WACO, Ga. – Courtney Waldon wears her new ink proudly scrolled across her arm: “I survived because the fire inside of me burned brighter than the fire around me.”
On a cool Friday evening, last September, the newlywed was enjoying a night outside with her husband of two months—celebrating their anniversary at their Tallapoosa, Ga., home.
Her 4-year-old daughter, Caroline, was asleep inside.
Her husband was behind her, grilling tuna steak and asparagus, while she sat with the crackling campfire in front of her.
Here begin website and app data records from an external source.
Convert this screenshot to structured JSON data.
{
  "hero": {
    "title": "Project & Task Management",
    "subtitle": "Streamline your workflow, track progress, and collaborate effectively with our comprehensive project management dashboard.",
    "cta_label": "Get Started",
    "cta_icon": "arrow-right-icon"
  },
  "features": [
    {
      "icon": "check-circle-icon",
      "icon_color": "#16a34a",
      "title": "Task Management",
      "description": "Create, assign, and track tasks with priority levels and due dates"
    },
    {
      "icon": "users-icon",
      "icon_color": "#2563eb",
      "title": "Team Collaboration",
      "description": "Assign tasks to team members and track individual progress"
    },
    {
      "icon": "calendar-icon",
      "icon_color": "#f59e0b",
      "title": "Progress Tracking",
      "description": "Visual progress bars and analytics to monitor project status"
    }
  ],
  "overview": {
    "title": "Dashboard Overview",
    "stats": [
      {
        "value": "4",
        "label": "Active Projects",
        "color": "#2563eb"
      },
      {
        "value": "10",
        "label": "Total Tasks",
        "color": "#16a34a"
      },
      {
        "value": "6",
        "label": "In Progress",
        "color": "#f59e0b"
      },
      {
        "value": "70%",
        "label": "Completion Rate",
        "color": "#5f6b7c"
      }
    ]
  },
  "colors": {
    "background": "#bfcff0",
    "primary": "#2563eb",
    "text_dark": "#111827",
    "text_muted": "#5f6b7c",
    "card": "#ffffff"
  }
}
She mentioned to him that she was chilly.
The 27-year-old bride was scrolling through her Facebook feed on her phone, and looked up just in time to see her husband throw gasoline on the campfire.
The campfire erupted, flooding her face and blonde, shoulder-length hair with an intense heat, and immediately and simultaneously submerged her entire body.
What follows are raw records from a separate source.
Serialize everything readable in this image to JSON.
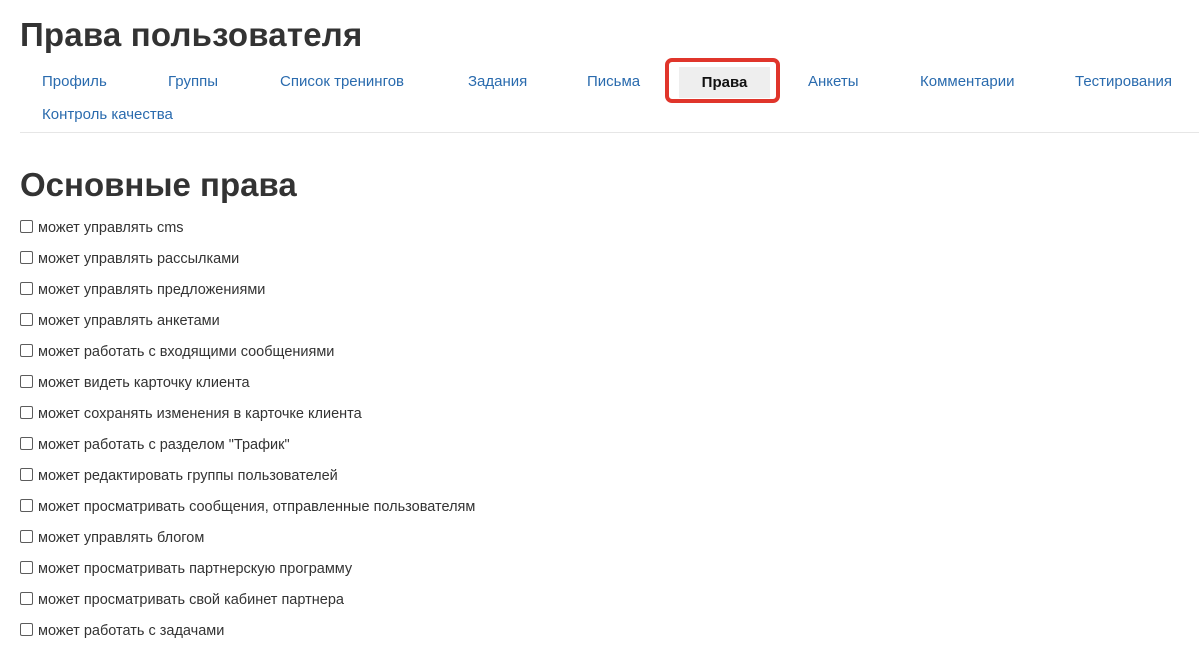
{
  "page": {
    "title": "Права пользователя"
  },
  "tabs": {
    "items": [
      {
        "label": "Профиль"
      },
      {
        "label": "Группы"
      },
      {
        "label": "Список тренингов"
      },
      {
        "label": "Задания"
      },
      {
        "label": "Письма"
      },
      {
        "label": "Права",
        "active": true
      },
      {
        "label": "Анкеты"
      },
      {
        "label": "Комментарии"
      },
      {
        "label": "Тестирования"
      },
      {
        "label": "Контроль качества"
      }
    ]
  },
  "permissions": {
    "section_title": "Основные права",
    "items": [
      {
        "label": "может управлять cms",
        "checked": false
      },
      {
        "label": "может управлять рассылками",
        "checked": false
      },
      {
        "label": "может управлять предложениями",
        "checked": false
      },
      {
        "label": "может управлять анкетами",
        "checked": false
      },
      {
        "label": "может работать с входящими сообщениями",
        "checked": false
      },
      {
        "label": "может видеть карточку клиента",
        "checked": false
      },
      {
        "label": "может сохранять изменения в карточке клиента",
        "checked": false
      },
      {
        "label": "может работать с разделом \"Трафик\"",
        "checked": false
      },
      {
        "label": "может редактировать группы пользователей",
        "checked": false
      },
      {
        "label": "может просматривать сообщения, отправленные пользователям",
        "checked": false
      },
      {
        "label": "может управлять блогом",
        "checked": false
      },
      {
        "label": "может просматривать партнерскую программу",
        "checked": false
      },
      {
        "label": "может просматривать свой кабинет партнера",
        "checked": false
      },
      {
        "label": "может работать с задачами",
        "checked": false
      }
    ]
  },
  "colors": {
    "link": "#2a6bae",
    "highlight_border": "#e0352b",
    "active_tab_bg": "#eeeeee",
    "text": "#333333"
  }
}
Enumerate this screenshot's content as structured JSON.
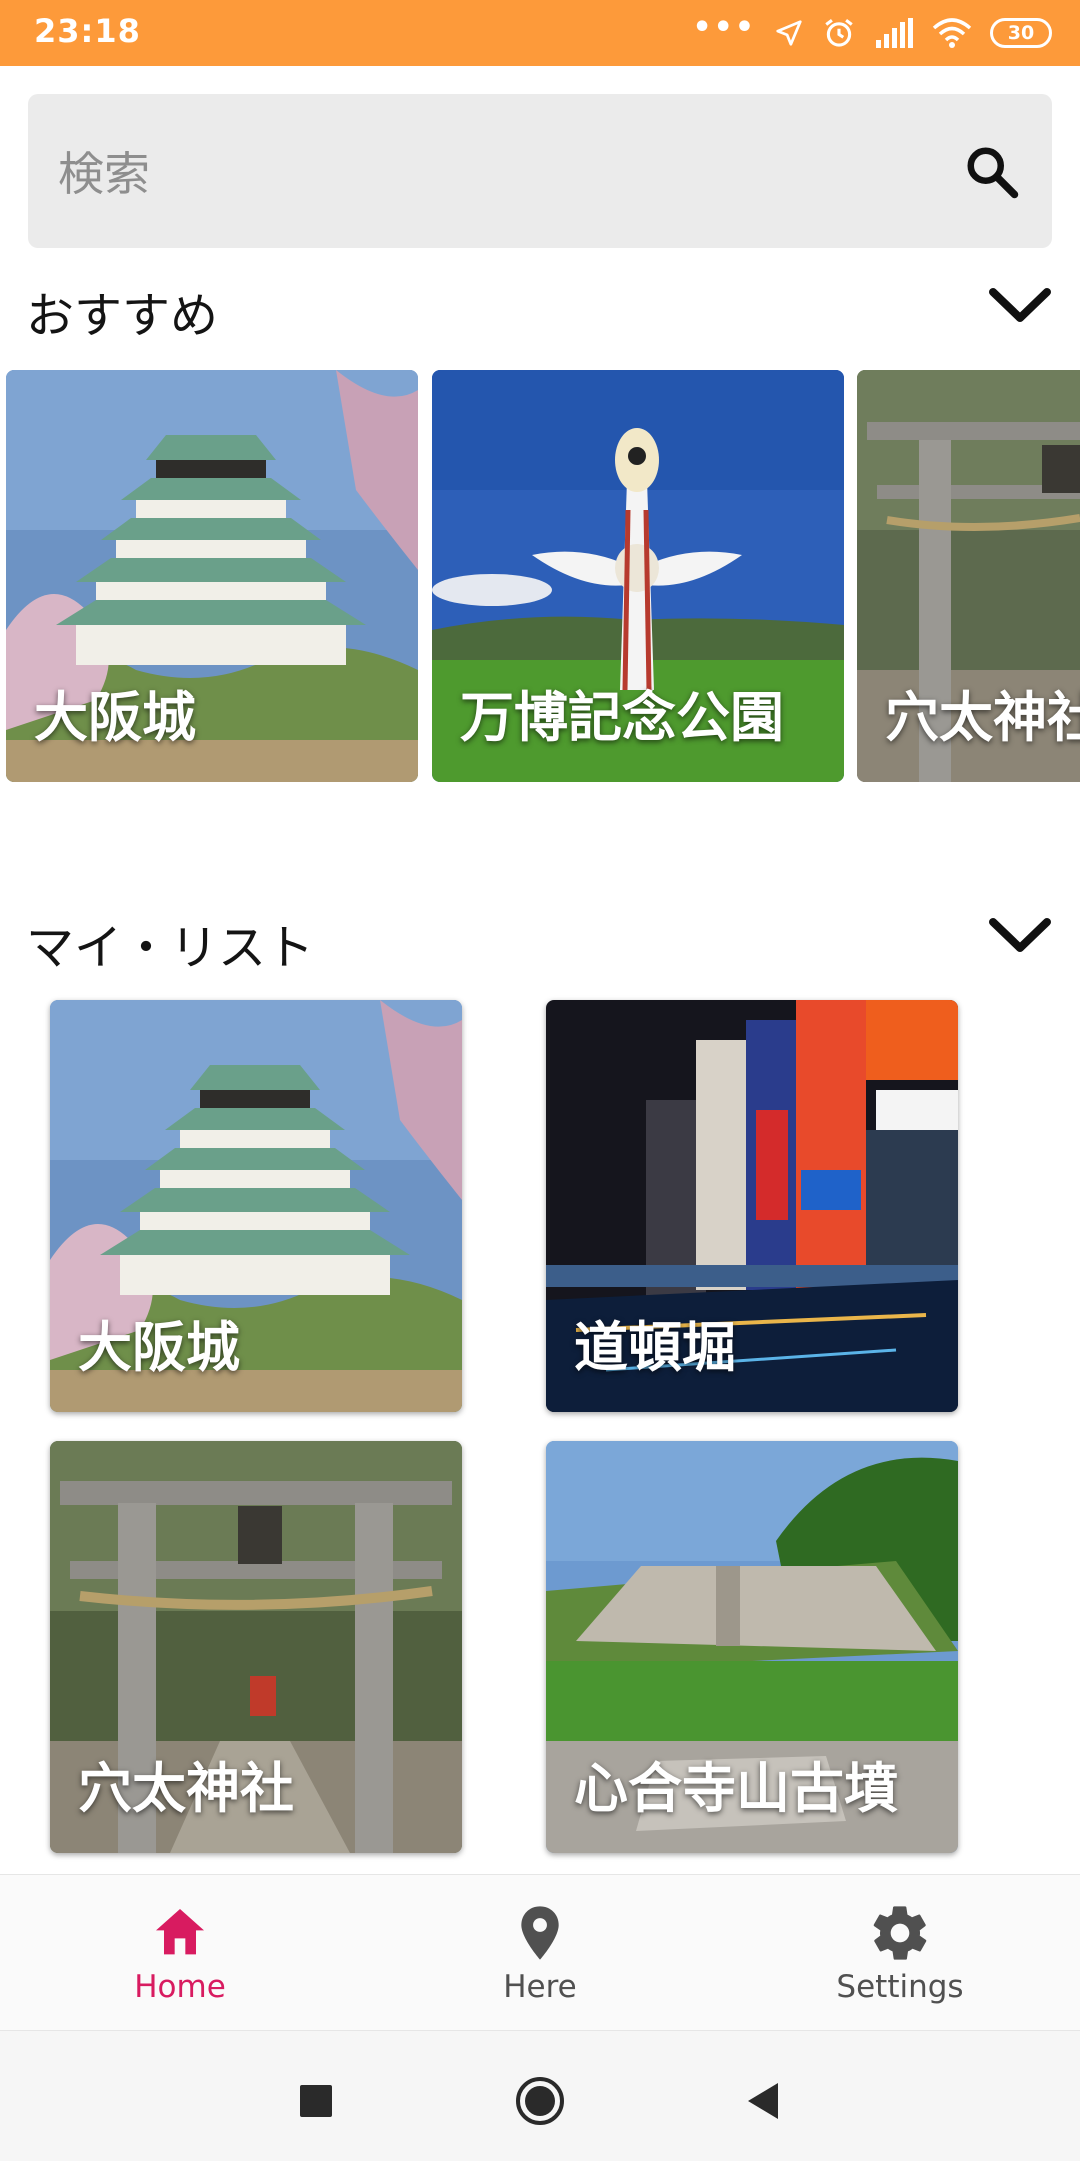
{
  "status_bar": {
    "time": "23:18",
    "battery": "30",
    "icons": [
      "more-dots-icon",
      "location-arrow-icon",
      "alarm-icon",
      "signal-icon",
      "wifi-icon",
      "battery-icon"
    ]
  },
  "search": {
    "placeholder": "検索",
    "icon": "search-icon"
  },
  "recommended": {
    "title": "おすすめ",
    "items": [
      {
        "label": "大阪城"
      },
      {
        "label": "万博記念公園"
      },
      {
        "label": "穴太神社"
      }
    ]
  },
  "my_list": {
    "title": "マイ・リスト",
    "items": [
      {
        "label": "大阪城"
      },
      {
        "label": "道頓堀"
      },
      {
        "label": "穴太神社"
      },
      {
        "label": "心合寺山古墳"
      }
    ]
  },
  "bottom_nav": {
    "items": [
      {
        "label": "Home",
        "icon": "home-icon",
        "active": true
      },
      {
        "label": "Here",
        "icon": "location-pin-icon",
        "active": false
      },
      {
        "label": "Settings",
        "icon": "gear-icon",
        "active": false
      }
    ]
  },
  "colors": {
    "status_bar": "#fd9a3a",
    "active": "#d81b60",
    "inactive": "#505050"
  }
}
From her head to her feet, flames ravaged her—her flip flops melting on her skin.
She dropped to the ground, remembering what she had learned in school as a child. But “Stop, drop and roll” wouldn’t save her from the relentless blaze. The gas-infused fire only continued to grow.
Her husband dropped to the ground and started smothering his fully engulfed wife, hoping to extinguish the fire.
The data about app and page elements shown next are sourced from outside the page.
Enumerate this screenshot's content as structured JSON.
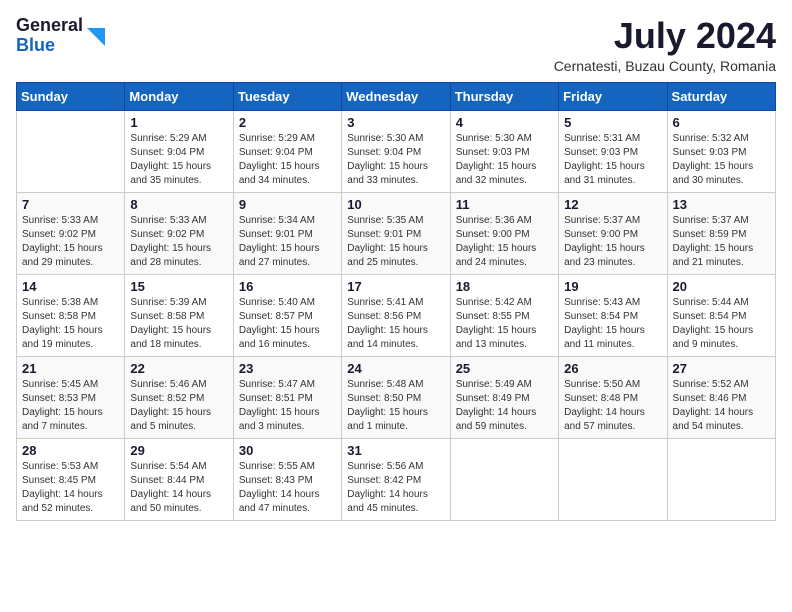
{
  "header": {
    "logo_general": "General",
    "logo_blue": "Blue",
    "month": "July 2024",
    "location": "Cernatesti, Buzau County, Romania"
  },
  "weekdays": [
    "Sunday",
    "Monday",
    "Tuesday",
    "Wednesday",
    "Thursday",
    "Friday",
    "Saturday"
  ],
  "weeks": [
    [
      {
        "day": "",
        "sunrise": "",
        "sunset": "",
        "daylight": ""
      },
      {
        "day": "1",
        "sunrise": "Sunrise: 5:29 AM",
        "sunset": "Sunset: 9:04 PM",
        "daylight": "Daylight: 15 hours and 35 minutes."
      },
      {
        "day": "2",
        "sunrise": "Sunrise: 5:29 AM",
        "sunset": "Sunset: 9:04 PM",
        "daylight": "Daylight: 15 hours and 34 minutes."
      },
      {
        "day": "3",
        "sunrise": "Sunrise: 5:30 AM",
        "sunset": "Sunset: 9:04 PM",
        "daylight": "Daylight: 15 hours and 33 minutes."
      },
      {
        "day": "4",
        "sunrise": "Sunrise: 5:30 AM",
        "sunset": "Sunset: 9:03 PM",
        "daylight": "Daylight: 15 hours and 32 minutes."
      },
      {
        "day": "5",
        "sunrise": "Sunrise: 5:31 AM",
        "sunset": "Sunset: 9:03 PM",
        "daylight": "Daylight: 15 hours and 31 minutes."
      },
      {
        "day": "6",
        "sunrise": "Sunrise: 5:32 AM",
        "sunset": "Sunset: 9:03 PM",
        "daylight": "Daylight: 15 hours and 30 minutes."
      }
    ],
    [
      {
        "day": "7",
        "sunrise": "Sunrise: 5:33 AM",
        "sunset": "Sunset: 9:02 PM",
        "daylight": "Daylight: 15 hours and 29 minutes."
      },
      {
        "day": "8",
        "sunrise": "Sunrise: 5:33 AM",
        "sunset": "Sunset: 9:02 PM",
        "daylight": "Daylight: 15 hours and 28 minutes."
      },
      {
        "day": "9",
        "sunrise": "Sunrise: 5:34 AM",
        "sunset": "Sunset: 9:01 PM",
        "daylight": "Daylight: 15 hours and 27 minutes."
      },
      {
        "day": "10",
        "sunrise": "Sunrise: 5:35 AM",
        "sunset": "Sunset: 9:01 PM",
        "daylight": "Daylight: 15 hours and 25 minutes."
      },
      {
        "day": "11",
        "sunrise": "Sunrise: 5:36 AM",
        "sunset": "Sunset: 9:00 PM",
        "daylight": "Daylight: 15 hours and 24 minutes."
      },
      {
        "day": "12",
        "sunrise": "Sunrise: 5:37 AM",
        "sunset": "Sunset: 9:00 PM",
        "daylight": "Daylight: 15 hours and 23 minutes."
      },
      {
        "day": "13",
        "sunrise": "Sunrise: 5:37 AM",
        "sunset": "Sunset: 8:59 PM",
        "daylight": "Daylight: 15 hours and 21 minutes."
      }
    ],
    [
      {
        "day": "14",
        "sunrise": "Sunrise: 5:38 AM",
        "sunset": "Sunset: 8:58 PM",
        "daylight": "Daylight: 15 hours and 19 minutes."
      },
      {
        "day": "15",
        "sunrise": "Sunrise: 5:39 AM",
        "sunset": "Sunset: 8:58 PM",
        "daylight": "Daylight: 15 hours and 18 minutes."
      },
      {
        "day": "16",
        "sunrise": "Sunrise: 5:40 AM",
        "sunset": "Sunset: 8:57 PM",
        "daylight": "Daylight: 15 hours and 16 minutes."
      },
      {
        "day": "17",
        "sunrise": "Sunrise: 5:41 AM",
        "sunset": "Sunset: 8:56 PM",
        "daylight": "Daylight: 15 hours and 14 minutes."
      },
      {
        "day": "18",
        "sunrise": "Sunrise: 5:42 AM",
        "sunset": "Sunset: 8:55 PM",
        "daylight": "Daylight: 15 hours and 13 minutes."
      },
      {
        "day": "19",
        "sunrise": "Sunrise: 5:43 AM",
        "sunset": "Sunset: 8:54 PM",
        "daylight": "Daylight: 15 hours and 11 minutes."
      },
      {
        "day": "20",
        "sunrise": "Sunrise: 5:44 AM",
        "sunset": "Sunset: 8:54 PM",
        "daylight": "Daylight: 15 hours and 9 minutes."
      }
    ],
    [
      {
        "day": "21",
        "sunrise": "Sunrise: 5:45 AM",
        "sunset": "Sunset: 8:53 PM",
        "daylight": "Daylight: 15 hours and 7 minutes."
      },
      {
        "day": "22",
        "sunrise": "Sunrise: 5:46 AM",
        "sunset": "Sunset: 8:52 PM",
        "daylight": "Daylight: 15 hours and 5 minutes."
      },
      {
        "day": "23",
        "sunrise": "Sunrise: 5:47 AM",
        "sunset": "Sunset: 8:51 PM",
        "daylight": "Daylight: 15 hours and 3 minutes."
      },
      {
        "day": "24",
        "sunrise": "Sunrise: 5:48 AM",
        "sunset": "Sunset: 8:50 PM",
        "daylight": "Daylight: 15 hours and 1 minute."
      },
      {
        "day": "25",
        "sunrise": "Sunrise: 5:49 AM",
        "sunset": "Sunset: 8:49 PM",
        "daylight": "Daylight: 14 hours and 59 minutes."
      },
      {
        "day": "26",
        "sunrise": "Sunrise: 5:50 AM",
        "sunset": "Sunset: 8:48 PM",
        "daylight": "Daylight: 14 hours and 57 minutes."
      },
      {
        "day": "27",
        "sunrise": "Sunrise: 5:52 AM",
        "sunset": "Sunset: 8:46 PM",
        "daylight": "Daylight: 14 hours and 54 minutes."
      }
    ],
    [
      {
        "day": "28",
        "sunrise": "Sunrise: 5:53 AM",
        "sunset": "Sunset: 8:45 PM",
        "daylight": "Daylight: 14 hours and 52 minutes."
      },
      {
        "day": "29",
        "sunrise": "Sunrise: 5:54 AM",
        "sunset": "Sunset: 8:44 PM",
        "daylight": "Daylight: 14 hours and 50 minutes."
      },
      {
        "day": "30",
        "sunrise": "Sunrise: 5:55 AM",
        "sunset": "Sunset: 8:43 PM",
        "daylight": "Daylight: 14 hours and 47 minutes."
      },
      {
        "day": "31",
        "sunrise": "Sunrise: 5:56 AM",
        "sunset": "Sunset: 8:42 PM",
        "daylight": "Daylight: 14 hours and 45 minutes."
      },
      {
        "day": "",
        "sunrise": "",
        "sunset": "",
        "daylight": ""
      },
      {
        "day": "",
        "sunrise": "",
        "sunset": "",
        "daylight": ""
      },
      {
        "day": "",
        "sunrise": "",
        "sunset": "",
        "daylight": ""
      }
    ]
  ]
}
“I remember telling him to hurry up and call 911, please hurry!” Waldon said. “I remember going into the ambulance just praying to God: ‘Please let me live; please let me live; please forgive me; please forgive me. I'm so sorry.’”
She was then air-lifted to WellStar in Cobb County.
It was Sept. 30, 2016.
When she arrived at the hospital, she said, her entire face was swollen beyond recognition.
She woke from her medically induced coma 36 days later in the ICU burn unit, with fourth-degree burns on her neck, third-degree on her hands, legs and feet.
“I did know the fire had hit me all over my body, but I did not know what to expect,” she said.
The first time she saw herself at the hospital, she recalled, she almost passed out and had to go lay down.
“I was disgusted. I was disgusted at myself. I was about to have a panic attack, because I was overwhelmed with how I look… and what is everybody going to think of me now? I sat there, and was like, why would someone want to be with me? No one is ever going to want to be seen with me.”
But the pain of her appearance would not compare to the physical pain she would experience.
She endured more than a half a dozen surgeries, including one while she was in the coma.
“They were doing skin grafts… adding skin to my neck, hands, legs, feet… you name it, I have a perfect flip flop burn on my left foot from that night,” she said.
After 51 days in the hospital, she was released to go home. But before she would go inside, she made her family remove all the mirrors inside.
“I just wouldn't look at them because I didn't want to see myself. Because I go from being this beautiful person on the inside and out, to this ugly on the outside, still beautiful on the inside.”
But then her daughter saw her. She peered up at her through her tiny glasses.
She didn’t understand. She didn’t know the person in front of her. She looked like a stranger.
“She was very hesitant. She just stood back after she walked through the door basically and then she heard my voice,” she said.
She walked up to her mom and wrapped her tiny arms around her, refusing to let her go. Tears ran down her face as she begged her mom to stay with her, after she realized who she was.
“She realized that was still her mother and her mommy is going to love her no matter what. And she will love her mommy no matter what.”
It’s a love that’s more resilient than her burns and tougher than her scars. And that love gave her the will to survive and the strength to face her future.
“She showed me that no matter what I look like I am still loved, and I will be loved by others as well. And here I am, just loved by so many, and they actually see me, because of my beautiful inside now. My daughter she's my rock, she's my everything,” she said of Caroline, who’s now 5 years old and would hold her hand and help her walk when she couldn’t on her own.
A short time after she came home, more devastation hit her household.
Two weeks after she came home, her marriage couldn’t withstand the emotional toll the fire had taken on their relationship.
“I was sitting there going through my mind, how am I going to take care of my daughter now? How? Because I had no idea how I was going to make her food. I couldn't even open a bag of chips, string cheese, a coke can, you name it.”
But, Waldon said, God gave her the strength and she learned to make butter knives her best friend.
“I learned how to open stuff with butter knives… And the very next morning, when I didn't think I could, [God] gave me the strength and I was able to make me and my daughter toast and I've gotten stronger and more motivated ever since that day.”
“When I look in the mirror now, I see someone beautiful, courageous, inspiring--someone who can go through anything with God by her side. And I can achieve whatever he throws at me because he's not going to let me down.”
Since her injuries, she can longer work and lost her job at the cappuccino plant she worked at before the accident, and subsequently lost her home.
With the severity of the injuries to her hands, it is uncertain that she will ever return to work. But, she is OK with that. And she looks at how far she’s come.
“Here we are today, and I can cook for her… I can do it now, for her, and it's the best feeling ever, to now be able to feel like a mom again,” she said. “I don't really think negative; I think positive because that's where I am now. I am here, and I couldn't do better.”